Problem to solve :: Reading the records below, how many lines contain "Equipment"? Respond with a number and nothing else.

=== Begin Enclosure ===

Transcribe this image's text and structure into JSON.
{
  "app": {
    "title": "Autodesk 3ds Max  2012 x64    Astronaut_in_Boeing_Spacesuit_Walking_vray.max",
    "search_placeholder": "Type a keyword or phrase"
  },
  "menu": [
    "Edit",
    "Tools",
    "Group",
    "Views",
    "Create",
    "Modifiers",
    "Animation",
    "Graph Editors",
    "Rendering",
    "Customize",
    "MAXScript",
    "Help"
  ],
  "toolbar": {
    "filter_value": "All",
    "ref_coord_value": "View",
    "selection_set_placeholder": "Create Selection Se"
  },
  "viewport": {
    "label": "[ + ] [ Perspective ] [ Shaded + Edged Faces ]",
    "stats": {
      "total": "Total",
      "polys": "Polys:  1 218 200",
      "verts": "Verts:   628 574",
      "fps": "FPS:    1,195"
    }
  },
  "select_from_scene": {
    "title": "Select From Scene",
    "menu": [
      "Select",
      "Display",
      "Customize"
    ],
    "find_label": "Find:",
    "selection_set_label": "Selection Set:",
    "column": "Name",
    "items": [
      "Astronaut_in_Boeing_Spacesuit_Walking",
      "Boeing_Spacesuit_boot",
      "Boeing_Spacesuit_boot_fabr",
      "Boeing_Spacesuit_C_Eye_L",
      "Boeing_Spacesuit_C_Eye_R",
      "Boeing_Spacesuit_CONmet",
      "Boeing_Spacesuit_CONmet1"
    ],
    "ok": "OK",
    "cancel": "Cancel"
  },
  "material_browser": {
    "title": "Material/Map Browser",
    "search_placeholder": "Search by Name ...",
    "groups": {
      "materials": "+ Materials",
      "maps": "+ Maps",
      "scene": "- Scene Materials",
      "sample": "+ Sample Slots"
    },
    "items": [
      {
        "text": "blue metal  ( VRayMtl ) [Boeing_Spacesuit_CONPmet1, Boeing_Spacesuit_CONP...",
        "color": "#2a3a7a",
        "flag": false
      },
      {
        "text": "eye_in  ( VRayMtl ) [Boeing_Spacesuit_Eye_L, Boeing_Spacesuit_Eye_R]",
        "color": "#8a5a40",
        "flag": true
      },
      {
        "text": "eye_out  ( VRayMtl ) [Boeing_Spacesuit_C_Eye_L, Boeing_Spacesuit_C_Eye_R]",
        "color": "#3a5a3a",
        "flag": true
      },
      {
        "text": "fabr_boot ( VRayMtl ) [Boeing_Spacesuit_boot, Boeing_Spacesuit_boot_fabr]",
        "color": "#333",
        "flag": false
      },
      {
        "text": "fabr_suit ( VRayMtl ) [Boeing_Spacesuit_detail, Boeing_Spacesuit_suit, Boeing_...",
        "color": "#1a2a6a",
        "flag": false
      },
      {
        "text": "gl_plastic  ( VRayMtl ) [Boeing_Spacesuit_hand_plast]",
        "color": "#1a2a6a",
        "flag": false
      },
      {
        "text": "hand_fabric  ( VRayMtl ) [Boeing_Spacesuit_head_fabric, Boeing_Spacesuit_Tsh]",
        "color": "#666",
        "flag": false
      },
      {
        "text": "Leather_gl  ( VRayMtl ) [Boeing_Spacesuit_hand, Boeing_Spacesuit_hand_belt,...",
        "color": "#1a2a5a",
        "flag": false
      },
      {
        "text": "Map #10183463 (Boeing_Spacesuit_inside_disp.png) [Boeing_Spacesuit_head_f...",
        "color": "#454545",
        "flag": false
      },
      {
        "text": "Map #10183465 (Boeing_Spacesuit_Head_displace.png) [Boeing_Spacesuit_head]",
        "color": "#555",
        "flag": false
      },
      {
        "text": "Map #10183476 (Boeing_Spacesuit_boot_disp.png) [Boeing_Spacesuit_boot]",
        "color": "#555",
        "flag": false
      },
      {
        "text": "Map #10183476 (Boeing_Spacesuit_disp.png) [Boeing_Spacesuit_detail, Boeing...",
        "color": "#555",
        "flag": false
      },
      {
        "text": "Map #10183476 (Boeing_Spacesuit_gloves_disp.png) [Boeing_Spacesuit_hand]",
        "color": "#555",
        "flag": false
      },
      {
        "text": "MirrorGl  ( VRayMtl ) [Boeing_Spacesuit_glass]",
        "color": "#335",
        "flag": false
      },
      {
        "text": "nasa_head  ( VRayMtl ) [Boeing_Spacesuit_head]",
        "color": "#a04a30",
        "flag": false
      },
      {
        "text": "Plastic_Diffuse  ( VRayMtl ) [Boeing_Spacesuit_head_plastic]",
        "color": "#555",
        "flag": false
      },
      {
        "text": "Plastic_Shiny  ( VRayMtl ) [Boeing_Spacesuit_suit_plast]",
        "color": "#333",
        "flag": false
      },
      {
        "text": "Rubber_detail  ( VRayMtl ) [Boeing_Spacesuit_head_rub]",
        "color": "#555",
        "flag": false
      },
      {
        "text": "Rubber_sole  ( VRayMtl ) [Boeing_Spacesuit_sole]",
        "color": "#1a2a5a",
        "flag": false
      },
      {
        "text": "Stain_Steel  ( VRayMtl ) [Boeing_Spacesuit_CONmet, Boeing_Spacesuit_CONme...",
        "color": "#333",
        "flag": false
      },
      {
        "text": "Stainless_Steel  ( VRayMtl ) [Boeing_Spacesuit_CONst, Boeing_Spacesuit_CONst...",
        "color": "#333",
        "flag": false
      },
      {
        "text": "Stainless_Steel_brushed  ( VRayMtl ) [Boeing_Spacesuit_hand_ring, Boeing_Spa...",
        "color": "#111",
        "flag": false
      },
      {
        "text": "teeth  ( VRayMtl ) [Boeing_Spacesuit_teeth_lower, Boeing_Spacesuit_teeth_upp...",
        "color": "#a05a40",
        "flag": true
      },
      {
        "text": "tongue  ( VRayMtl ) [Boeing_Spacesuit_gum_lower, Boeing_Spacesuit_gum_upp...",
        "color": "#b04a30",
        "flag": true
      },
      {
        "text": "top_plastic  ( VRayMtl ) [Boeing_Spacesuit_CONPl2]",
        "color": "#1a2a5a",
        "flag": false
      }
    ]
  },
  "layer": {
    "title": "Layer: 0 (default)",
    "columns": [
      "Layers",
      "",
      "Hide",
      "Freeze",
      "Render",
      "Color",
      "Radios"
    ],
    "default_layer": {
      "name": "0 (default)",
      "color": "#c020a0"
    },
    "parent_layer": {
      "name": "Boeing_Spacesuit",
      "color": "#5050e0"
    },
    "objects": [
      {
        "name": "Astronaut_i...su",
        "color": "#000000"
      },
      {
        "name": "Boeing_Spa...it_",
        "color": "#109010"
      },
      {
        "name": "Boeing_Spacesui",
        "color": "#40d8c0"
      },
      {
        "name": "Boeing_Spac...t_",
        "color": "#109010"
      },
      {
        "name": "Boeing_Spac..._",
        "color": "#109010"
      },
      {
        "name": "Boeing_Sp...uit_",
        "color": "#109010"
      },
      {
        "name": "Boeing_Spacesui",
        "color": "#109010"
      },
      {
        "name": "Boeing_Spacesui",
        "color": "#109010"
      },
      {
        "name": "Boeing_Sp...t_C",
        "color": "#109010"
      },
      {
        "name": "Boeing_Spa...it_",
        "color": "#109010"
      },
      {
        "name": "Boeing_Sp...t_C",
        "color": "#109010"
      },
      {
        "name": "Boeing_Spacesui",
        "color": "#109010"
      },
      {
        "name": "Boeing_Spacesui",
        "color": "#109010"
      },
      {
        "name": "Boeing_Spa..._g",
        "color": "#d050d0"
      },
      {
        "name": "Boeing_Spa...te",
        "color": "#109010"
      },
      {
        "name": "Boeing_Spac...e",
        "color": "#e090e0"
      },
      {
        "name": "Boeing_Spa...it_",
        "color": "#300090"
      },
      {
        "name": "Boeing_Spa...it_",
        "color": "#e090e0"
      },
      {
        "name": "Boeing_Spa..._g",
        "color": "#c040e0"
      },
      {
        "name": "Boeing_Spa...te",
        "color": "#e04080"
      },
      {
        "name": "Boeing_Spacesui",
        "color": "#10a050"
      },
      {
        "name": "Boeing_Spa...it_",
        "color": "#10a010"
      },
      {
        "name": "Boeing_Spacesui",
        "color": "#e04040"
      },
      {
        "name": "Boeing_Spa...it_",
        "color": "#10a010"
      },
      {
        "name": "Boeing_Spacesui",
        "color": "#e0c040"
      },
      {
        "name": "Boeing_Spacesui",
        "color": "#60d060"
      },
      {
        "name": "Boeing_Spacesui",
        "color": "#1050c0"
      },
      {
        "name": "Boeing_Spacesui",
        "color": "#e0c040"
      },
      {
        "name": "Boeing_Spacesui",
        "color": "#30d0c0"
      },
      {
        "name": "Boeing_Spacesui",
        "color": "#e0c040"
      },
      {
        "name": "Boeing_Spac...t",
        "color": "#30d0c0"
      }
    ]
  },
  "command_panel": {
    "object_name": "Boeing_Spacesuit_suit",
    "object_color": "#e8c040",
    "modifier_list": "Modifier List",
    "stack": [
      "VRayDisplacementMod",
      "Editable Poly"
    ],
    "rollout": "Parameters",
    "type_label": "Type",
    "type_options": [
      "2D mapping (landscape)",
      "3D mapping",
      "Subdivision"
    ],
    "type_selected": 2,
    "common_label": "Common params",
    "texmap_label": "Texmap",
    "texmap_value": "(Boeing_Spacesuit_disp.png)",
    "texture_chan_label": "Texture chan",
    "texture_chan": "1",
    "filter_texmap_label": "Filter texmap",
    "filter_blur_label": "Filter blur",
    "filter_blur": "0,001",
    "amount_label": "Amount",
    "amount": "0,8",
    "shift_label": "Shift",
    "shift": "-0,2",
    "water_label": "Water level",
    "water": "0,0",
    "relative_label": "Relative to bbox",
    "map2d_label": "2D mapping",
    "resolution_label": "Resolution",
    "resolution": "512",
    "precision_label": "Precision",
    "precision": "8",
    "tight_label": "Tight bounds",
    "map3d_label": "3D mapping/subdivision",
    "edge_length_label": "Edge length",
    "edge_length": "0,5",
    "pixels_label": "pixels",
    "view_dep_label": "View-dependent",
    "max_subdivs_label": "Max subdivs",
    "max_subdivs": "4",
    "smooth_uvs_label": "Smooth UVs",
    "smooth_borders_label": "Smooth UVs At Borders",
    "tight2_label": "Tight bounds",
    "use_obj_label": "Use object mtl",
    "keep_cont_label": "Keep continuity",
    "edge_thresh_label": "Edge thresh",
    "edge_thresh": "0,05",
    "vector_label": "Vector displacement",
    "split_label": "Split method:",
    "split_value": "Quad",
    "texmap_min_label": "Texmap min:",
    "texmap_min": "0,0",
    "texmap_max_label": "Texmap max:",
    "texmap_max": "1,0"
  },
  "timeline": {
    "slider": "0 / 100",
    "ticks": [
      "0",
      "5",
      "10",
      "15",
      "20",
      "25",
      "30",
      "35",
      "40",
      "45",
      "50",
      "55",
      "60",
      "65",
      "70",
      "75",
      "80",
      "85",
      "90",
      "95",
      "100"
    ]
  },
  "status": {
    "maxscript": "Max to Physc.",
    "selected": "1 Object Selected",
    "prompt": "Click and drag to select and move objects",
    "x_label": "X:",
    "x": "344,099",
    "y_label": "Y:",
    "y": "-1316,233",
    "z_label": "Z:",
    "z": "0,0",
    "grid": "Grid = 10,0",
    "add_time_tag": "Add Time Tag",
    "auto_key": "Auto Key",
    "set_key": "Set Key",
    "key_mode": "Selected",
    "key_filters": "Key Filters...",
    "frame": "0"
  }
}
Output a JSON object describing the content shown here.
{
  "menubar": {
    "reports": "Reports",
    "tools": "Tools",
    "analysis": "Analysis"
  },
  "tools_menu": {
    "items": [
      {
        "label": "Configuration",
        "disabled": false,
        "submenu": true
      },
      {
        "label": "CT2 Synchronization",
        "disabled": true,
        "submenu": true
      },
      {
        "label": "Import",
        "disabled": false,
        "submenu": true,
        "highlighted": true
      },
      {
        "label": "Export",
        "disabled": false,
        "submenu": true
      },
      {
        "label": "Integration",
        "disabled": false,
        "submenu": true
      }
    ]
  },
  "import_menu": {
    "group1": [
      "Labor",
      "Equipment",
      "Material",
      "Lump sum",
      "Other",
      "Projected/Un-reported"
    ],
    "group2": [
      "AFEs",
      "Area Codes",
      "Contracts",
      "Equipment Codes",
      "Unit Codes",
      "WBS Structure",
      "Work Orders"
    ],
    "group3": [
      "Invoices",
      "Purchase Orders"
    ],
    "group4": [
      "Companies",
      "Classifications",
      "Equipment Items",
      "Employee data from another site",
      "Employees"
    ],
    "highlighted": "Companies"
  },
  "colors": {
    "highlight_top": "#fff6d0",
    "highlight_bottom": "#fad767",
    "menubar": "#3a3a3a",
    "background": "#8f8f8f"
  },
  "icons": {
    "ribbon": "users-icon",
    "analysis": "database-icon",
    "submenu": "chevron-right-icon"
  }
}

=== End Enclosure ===

Output of the exercise :: 3